#### Task to carry out:
Below are records; count the lines in them that hold "Убито" and give only the count.
────────────────────────────────────────
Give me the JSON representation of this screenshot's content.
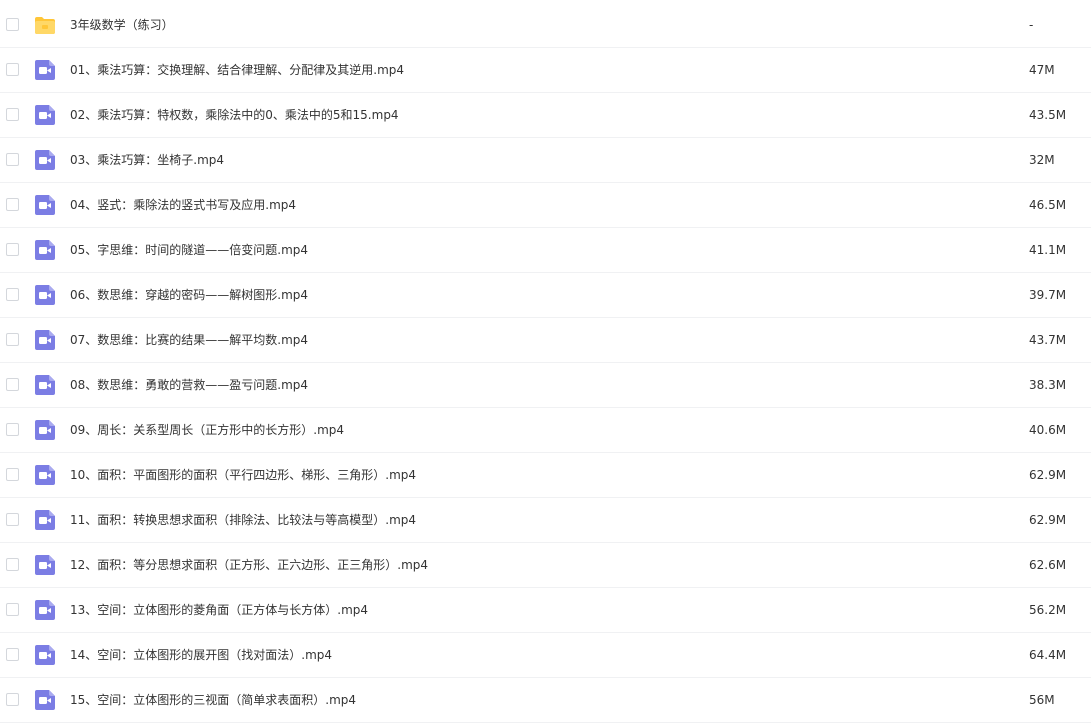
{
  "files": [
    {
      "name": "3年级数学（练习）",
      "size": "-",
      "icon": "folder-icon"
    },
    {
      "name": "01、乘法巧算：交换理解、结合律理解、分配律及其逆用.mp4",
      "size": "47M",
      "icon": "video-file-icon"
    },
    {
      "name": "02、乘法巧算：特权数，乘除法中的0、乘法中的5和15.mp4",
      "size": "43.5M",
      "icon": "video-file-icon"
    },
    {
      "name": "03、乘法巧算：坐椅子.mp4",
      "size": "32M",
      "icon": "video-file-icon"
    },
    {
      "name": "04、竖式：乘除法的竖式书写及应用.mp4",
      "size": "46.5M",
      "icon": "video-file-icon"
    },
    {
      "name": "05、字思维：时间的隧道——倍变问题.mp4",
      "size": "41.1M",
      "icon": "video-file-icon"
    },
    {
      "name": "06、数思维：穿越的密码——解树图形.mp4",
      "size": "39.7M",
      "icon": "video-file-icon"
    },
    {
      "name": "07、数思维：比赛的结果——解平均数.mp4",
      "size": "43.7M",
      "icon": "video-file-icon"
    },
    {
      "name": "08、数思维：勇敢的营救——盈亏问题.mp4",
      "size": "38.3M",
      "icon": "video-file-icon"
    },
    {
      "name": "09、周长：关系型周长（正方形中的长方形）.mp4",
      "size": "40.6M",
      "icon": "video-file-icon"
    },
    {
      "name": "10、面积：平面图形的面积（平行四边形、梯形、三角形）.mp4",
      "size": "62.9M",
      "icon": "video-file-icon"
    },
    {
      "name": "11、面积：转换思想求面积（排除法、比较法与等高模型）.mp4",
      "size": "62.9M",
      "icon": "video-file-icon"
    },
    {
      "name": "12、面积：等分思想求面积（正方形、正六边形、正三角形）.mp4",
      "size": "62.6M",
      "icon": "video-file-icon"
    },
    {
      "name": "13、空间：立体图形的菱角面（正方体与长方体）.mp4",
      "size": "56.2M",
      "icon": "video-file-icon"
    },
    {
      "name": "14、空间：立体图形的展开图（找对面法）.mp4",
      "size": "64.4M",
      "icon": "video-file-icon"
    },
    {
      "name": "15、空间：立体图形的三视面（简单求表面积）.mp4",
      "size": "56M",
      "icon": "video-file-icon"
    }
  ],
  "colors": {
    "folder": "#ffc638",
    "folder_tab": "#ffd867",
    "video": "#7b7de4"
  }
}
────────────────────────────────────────
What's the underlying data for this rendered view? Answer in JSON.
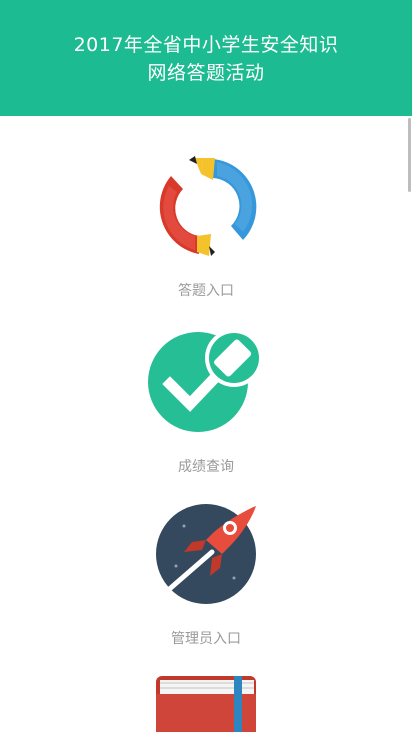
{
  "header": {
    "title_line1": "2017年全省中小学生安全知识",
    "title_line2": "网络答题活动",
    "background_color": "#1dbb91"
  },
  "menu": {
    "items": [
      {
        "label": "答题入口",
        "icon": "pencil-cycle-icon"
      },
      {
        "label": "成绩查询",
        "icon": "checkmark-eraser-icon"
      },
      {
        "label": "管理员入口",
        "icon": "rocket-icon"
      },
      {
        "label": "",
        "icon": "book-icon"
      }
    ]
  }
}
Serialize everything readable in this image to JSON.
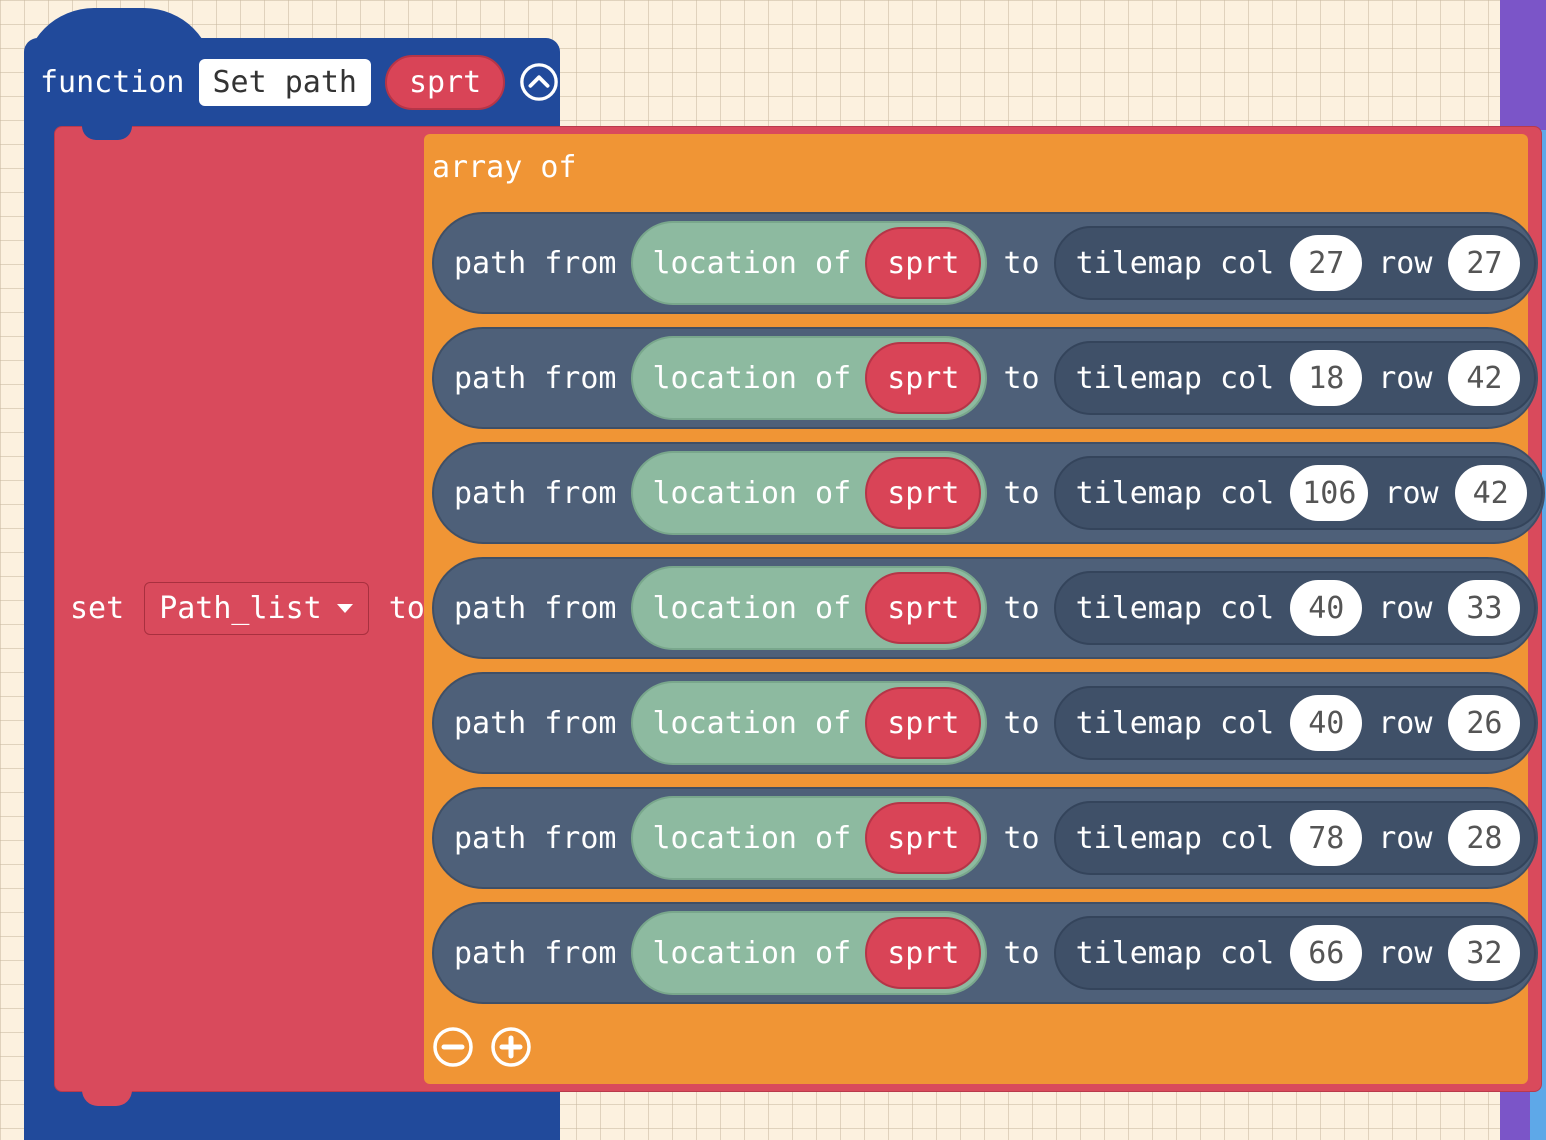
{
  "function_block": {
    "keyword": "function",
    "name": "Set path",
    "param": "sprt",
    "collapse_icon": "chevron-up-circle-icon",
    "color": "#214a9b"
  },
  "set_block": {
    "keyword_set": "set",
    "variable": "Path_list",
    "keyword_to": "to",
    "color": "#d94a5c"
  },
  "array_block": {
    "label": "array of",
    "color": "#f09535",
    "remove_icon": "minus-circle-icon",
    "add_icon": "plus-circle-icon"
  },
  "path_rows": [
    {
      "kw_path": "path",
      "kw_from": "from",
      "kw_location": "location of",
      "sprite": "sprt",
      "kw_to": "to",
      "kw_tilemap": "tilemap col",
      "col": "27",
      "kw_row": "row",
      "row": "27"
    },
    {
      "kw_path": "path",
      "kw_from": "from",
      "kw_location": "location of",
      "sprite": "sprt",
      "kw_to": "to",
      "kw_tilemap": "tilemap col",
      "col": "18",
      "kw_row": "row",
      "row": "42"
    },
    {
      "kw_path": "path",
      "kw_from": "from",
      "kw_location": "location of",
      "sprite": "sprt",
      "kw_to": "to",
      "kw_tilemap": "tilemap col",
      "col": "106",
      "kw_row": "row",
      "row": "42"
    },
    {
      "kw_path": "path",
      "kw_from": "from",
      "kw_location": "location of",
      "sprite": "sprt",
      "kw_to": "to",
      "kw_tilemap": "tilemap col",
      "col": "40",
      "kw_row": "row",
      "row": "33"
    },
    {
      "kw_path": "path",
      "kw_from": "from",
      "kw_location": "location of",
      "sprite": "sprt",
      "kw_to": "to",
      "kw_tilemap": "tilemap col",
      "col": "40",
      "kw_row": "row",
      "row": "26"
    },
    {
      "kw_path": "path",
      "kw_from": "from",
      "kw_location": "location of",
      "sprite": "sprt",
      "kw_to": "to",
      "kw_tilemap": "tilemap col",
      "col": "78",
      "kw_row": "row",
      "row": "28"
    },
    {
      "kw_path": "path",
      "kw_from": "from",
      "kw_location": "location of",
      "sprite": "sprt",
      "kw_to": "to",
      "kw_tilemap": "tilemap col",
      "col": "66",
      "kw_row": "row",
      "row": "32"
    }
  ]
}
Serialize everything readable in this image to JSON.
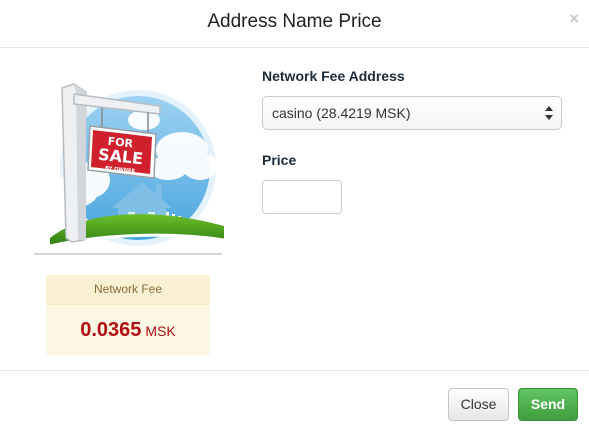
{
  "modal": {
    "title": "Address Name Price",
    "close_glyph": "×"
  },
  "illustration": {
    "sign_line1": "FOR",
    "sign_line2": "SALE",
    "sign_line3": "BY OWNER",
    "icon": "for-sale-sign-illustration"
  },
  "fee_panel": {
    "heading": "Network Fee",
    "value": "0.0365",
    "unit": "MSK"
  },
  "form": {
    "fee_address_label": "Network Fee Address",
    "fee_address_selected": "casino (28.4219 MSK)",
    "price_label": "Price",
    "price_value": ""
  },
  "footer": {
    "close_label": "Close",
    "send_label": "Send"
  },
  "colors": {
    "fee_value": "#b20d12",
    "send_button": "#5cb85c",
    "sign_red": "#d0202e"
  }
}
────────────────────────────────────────
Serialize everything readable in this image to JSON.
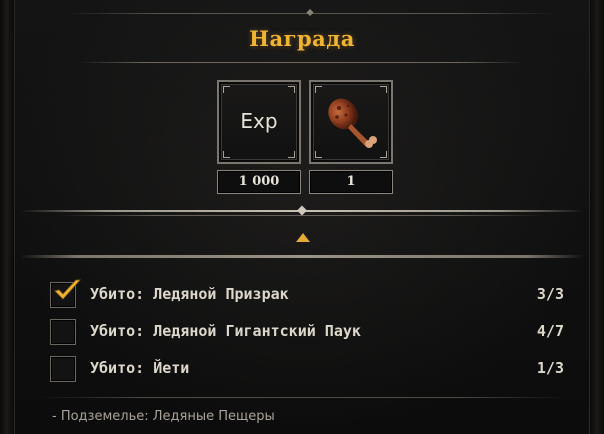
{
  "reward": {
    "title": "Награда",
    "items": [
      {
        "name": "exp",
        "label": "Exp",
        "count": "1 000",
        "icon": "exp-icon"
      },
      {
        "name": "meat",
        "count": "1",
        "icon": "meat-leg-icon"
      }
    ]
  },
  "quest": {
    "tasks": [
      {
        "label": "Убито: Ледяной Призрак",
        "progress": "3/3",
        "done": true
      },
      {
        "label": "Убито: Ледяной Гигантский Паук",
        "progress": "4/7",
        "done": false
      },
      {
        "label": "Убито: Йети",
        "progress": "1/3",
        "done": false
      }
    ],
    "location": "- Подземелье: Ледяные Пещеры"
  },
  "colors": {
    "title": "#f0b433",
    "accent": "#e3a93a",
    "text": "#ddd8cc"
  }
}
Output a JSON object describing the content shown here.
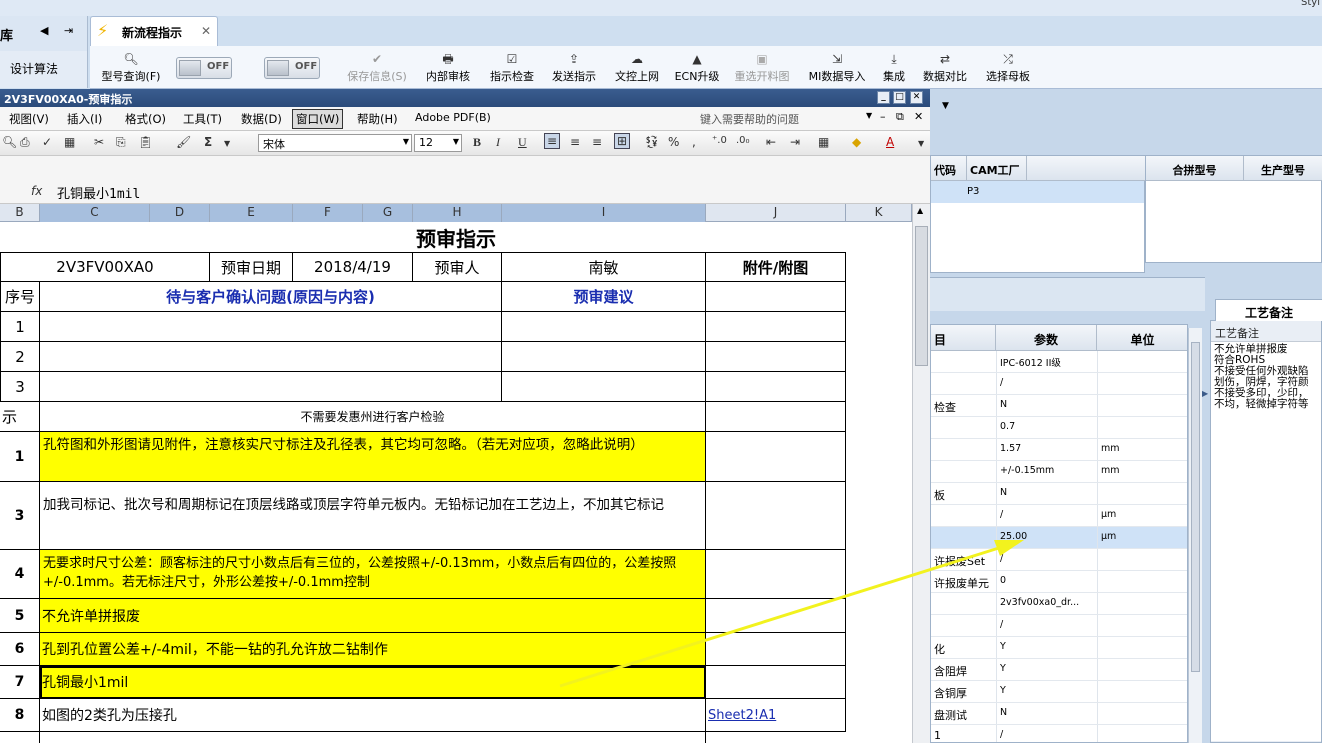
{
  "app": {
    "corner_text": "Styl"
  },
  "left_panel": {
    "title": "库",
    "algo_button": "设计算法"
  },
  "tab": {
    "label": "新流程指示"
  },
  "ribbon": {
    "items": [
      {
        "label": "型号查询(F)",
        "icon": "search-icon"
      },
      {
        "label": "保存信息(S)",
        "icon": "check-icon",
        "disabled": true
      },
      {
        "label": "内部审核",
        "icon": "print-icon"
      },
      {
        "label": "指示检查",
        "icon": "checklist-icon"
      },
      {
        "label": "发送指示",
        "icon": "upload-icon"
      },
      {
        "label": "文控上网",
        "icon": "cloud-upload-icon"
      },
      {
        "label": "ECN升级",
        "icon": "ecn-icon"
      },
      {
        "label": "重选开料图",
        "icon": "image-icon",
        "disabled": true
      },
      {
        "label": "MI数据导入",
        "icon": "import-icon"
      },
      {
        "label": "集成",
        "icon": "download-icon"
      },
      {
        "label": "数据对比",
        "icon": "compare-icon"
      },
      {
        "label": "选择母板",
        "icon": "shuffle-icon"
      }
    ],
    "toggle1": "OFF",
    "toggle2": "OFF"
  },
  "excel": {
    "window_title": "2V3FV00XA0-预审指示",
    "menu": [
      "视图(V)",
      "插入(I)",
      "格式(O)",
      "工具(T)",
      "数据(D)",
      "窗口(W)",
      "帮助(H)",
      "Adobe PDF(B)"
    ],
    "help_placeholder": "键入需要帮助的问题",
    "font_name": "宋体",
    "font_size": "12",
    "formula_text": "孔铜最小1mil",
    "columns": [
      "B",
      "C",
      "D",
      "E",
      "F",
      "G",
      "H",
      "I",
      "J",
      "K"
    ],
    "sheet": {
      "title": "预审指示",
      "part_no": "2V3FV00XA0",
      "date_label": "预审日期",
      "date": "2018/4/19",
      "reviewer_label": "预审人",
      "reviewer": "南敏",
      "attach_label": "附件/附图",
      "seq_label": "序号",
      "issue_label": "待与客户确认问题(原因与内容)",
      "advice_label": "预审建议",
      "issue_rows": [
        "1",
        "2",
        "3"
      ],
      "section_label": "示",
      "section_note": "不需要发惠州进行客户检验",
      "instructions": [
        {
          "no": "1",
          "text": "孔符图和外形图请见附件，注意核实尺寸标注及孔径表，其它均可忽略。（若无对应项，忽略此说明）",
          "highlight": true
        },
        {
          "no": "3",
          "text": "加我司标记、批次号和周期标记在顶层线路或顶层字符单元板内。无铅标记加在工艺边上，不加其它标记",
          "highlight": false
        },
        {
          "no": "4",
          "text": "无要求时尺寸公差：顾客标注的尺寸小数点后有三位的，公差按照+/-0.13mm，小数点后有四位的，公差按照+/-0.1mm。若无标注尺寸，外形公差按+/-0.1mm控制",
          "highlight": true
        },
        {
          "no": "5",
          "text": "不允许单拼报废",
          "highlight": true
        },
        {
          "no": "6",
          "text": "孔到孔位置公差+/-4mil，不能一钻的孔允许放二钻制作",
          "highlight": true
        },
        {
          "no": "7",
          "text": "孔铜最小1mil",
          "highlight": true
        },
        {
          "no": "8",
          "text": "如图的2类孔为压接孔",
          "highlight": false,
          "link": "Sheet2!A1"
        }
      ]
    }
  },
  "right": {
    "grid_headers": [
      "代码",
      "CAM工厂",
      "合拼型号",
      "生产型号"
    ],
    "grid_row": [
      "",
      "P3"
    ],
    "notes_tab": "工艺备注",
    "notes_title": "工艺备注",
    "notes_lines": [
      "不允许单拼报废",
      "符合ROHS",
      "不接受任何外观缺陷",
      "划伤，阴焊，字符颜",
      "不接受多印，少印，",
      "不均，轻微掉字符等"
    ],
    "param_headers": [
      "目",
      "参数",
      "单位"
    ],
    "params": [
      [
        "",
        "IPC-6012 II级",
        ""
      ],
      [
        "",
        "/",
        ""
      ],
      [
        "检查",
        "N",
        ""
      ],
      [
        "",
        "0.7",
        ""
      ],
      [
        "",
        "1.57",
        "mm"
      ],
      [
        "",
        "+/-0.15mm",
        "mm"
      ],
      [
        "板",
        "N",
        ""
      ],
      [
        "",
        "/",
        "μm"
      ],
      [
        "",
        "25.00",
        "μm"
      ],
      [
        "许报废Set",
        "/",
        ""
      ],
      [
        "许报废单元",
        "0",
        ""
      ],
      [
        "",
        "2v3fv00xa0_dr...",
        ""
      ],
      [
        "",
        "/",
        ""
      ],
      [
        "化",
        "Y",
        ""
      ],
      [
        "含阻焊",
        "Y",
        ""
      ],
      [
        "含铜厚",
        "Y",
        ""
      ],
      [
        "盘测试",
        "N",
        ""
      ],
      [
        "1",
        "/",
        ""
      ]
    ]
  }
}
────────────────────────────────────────
#### Reply to the exercise:
3